Cyberpunk 2077's surprise 2.1 update aims to make Adam Smasher live up to his name, adds new racing missions, and gives love interests a life with you after their questlines

Panam Palmer, a romance option from Cyberpunk 2077, smirks haplessly at the camera.
(Image credit: CD Projekt Red)

I was expecting 2.0 to be Cyberpunk 2077's last big update—which made me pretty dang surprised and excited to hear that a follow-up patch, 2.1, actually has some good meat to its bones

A fully-functioning metro system, a radio you can listen to on-foot, and some further gameplay tweaks—which we now know about because 2.1 is here, chooms. A full list of updates is available on the game's website, alongside a summary video on its official YouTube channel.

First up, there's been some changes to NPC relationships. I like a lot of the romance paths in 2077—they're cute, interesting, and capture the utter cringe inherent in flirting extremely well. There's one issue, though. Once you're done with a character's storyline, they pretty much vanish.

You can text them and get a couple more dialogue options out of 'em—or drive out to visit them wherever they're standing in the game world to hear those same options spoken in-person. But that's it.

That's changed with hangouts, "a repeatable, unlimited event that becomes available once the romance path with a given character has concluded." Finally, I can experience the ultimate gamer fantasy: having time to hang out with my loved ones while juggling a busy job.

Another element from my playthrough that baffled me is how The Beast in Me—a quest chain of destruction derbies with Afterlife bartender Claire—didn't unlock further races as a side activity. And this is in a game with too many of the suckers to keep on top of.

Don't get me wrong, driving in 2077 isn't exactly a highlight, but those missions were a nice little break from all the running and gunning—and they'd already built the systems for them. CD Projekt Red has fixed that in 2.1 too, adding a bunch of new races to the world map alongside improvements to enemy racer's AI.
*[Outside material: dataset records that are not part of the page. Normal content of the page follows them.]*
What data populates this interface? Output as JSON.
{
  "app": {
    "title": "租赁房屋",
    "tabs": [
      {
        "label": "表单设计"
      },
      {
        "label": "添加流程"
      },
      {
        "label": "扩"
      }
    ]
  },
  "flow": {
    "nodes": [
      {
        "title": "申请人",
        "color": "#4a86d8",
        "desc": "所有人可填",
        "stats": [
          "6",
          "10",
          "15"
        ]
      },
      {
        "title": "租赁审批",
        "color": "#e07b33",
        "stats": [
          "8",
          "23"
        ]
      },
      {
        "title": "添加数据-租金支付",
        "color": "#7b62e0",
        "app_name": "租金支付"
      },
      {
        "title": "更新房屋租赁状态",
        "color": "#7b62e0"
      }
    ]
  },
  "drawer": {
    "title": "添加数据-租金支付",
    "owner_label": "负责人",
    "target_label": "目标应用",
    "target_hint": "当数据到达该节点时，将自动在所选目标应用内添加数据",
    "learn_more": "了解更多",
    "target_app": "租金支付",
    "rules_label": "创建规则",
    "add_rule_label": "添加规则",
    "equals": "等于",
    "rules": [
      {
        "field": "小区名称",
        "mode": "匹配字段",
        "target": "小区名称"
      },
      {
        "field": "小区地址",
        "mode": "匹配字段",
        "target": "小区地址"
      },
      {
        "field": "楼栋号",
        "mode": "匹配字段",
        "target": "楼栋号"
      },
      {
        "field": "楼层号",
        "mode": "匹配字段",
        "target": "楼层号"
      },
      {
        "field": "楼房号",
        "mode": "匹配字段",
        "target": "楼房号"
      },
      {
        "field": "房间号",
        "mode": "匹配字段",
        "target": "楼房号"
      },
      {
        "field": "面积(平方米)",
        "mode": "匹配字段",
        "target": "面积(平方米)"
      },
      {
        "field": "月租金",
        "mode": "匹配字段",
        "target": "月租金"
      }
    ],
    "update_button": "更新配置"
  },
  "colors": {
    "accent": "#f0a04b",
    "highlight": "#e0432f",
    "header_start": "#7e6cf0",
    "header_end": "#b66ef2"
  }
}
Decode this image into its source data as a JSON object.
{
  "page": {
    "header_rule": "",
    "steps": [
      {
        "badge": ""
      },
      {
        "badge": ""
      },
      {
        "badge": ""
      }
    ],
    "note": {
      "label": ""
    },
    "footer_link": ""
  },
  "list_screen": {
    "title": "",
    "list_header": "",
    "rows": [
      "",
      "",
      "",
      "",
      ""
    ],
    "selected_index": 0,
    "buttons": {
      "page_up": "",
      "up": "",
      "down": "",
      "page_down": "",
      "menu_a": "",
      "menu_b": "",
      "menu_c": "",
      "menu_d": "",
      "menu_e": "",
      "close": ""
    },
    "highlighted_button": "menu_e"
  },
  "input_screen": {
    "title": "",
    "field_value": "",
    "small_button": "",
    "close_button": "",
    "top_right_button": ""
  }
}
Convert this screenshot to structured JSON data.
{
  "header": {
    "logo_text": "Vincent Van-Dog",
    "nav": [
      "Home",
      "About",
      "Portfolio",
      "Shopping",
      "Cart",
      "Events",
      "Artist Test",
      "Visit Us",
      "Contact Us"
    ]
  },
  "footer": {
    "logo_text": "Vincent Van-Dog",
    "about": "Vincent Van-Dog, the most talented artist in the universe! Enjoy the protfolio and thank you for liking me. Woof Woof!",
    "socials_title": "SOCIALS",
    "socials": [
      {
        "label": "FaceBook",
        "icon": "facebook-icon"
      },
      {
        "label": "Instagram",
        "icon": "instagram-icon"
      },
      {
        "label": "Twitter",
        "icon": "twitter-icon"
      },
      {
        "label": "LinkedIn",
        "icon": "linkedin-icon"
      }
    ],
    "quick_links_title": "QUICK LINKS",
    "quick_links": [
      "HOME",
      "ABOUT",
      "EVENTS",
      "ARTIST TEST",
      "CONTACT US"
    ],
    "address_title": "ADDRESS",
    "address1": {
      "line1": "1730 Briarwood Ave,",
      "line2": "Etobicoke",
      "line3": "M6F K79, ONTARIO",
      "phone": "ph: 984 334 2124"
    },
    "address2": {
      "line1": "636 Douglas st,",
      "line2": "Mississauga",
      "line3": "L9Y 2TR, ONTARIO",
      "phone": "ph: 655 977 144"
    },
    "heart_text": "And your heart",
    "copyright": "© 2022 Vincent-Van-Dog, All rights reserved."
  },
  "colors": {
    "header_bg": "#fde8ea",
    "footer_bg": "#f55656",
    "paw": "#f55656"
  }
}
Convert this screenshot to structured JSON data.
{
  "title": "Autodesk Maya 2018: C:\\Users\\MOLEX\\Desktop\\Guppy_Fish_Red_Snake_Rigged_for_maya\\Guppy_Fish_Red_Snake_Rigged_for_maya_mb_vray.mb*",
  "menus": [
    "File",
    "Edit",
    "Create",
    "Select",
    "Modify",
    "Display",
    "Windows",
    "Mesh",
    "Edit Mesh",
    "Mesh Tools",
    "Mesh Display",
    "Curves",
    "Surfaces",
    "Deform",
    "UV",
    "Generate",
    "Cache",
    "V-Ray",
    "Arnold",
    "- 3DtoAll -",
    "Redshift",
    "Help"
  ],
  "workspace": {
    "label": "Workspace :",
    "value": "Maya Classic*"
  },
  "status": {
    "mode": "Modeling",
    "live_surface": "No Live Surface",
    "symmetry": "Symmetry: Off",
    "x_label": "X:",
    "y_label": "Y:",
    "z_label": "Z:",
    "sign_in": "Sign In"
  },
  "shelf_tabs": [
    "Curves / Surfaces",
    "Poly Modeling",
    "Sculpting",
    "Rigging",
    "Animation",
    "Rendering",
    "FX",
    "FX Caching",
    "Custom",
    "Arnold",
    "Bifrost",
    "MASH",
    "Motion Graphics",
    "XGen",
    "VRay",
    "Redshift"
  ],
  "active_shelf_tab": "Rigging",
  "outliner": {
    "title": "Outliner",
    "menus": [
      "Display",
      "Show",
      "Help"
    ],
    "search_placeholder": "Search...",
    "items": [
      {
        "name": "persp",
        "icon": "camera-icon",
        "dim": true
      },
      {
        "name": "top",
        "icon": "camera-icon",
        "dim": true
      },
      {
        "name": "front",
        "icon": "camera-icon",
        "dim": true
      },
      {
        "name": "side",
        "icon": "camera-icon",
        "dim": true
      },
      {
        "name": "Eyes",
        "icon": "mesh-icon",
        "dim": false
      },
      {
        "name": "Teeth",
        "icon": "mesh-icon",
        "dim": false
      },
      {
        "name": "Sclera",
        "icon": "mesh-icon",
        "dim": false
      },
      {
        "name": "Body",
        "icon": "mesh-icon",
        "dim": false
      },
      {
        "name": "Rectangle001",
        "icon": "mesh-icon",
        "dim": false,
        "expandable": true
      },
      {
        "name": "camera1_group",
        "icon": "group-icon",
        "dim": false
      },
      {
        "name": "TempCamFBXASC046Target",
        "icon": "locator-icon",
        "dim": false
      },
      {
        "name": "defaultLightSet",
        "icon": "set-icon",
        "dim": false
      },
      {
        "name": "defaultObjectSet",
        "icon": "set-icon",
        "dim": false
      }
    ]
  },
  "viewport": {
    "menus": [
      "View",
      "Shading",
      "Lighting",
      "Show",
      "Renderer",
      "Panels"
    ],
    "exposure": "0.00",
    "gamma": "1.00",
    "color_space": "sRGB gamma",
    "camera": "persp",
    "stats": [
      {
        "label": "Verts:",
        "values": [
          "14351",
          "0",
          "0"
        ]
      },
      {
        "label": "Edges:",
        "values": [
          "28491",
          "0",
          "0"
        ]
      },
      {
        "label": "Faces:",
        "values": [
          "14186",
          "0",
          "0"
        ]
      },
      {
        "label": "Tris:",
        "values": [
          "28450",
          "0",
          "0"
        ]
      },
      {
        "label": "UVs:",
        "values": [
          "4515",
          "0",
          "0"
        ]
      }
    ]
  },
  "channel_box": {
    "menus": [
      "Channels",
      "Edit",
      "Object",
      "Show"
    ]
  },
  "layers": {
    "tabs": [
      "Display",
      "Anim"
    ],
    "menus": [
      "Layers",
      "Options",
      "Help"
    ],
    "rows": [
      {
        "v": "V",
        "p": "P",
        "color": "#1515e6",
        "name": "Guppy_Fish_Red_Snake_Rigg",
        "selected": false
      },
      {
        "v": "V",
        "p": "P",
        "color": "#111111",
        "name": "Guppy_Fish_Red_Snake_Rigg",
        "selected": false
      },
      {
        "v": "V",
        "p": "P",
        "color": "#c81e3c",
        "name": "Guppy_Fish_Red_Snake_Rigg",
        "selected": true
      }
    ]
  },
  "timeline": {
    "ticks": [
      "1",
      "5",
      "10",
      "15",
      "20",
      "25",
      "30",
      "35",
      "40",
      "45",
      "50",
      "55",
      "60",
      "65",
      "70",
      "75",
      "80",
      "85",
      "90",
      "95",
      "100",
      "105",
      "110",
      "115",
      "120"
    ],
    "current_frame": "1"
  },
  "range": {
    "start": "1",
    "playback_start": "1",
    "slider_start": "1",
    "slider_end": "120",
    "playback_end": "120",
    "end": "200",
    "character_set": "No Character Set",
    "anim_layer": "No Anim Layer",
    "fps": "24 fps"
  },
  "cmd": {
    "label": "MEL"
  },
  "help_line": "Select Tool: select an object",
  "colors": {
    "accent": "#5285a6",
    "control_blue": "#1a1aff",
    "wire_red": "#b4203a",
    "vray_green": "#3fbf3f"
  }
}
There's a bunch of other tune-ups, tweaks, and features—adding sightseeing locations, expanding gang activities, and buffing certain bosses. Namely, Adam goddamn Smasher. 

Smasher's been a point of contention for a while, since he's meant to be a bonafide badass in the game's lore. A "Functional Cyberpsycho" with a body count in the triple digits, though the word 'functional' is doing some heavy lifting there. When you finally fight him, though, he's a wet blanket. Studio Trigger's Cyberpunk: Edgerunners sold the terrifying nature of Smasher a lot better.

Well, bad (good) news: Adam Smasher can use his Sandevestian now. For the uninitiated, that's a piece of cyberware that lets you move in bullet time—turning you into a horrifying blur to everybody else.

A short gif of Adam Smasher zipping around during a boss fight in Cyberpunk: 2077.

(Image credit: CD Projekt Red)

I've yet to have the pleasure of meeting him myself, so I can't say whether this has made him 'lore accurate'. Last I played, my V's throwing knife build was chewing through even the heaviest of enemies. But I'm a bit of a masochist, so boy do I hope so.

Staff Writer

Harvey's history with games started when he first begged his parents for a World of Warcraft subscription aged 12, though he's since been cursed with Final Fantasy 14-brain and a huge crush on G'raha Tia. He made his start as a freelancer, writing for websites like Techradar, The Escapist, Dicebreaker, The Gamer, Into the Spine—and of course, PC Gamer. He'll sink his teeth into anything that looks interesting, though he has a soft spot for RPGs, soulslikes, roguelikes, deckbuilders, MMOs, and weird indie titles. He also plays a shelf load of TTRPGs in his offline time. Don't ask him what his favourite system is, he has too many.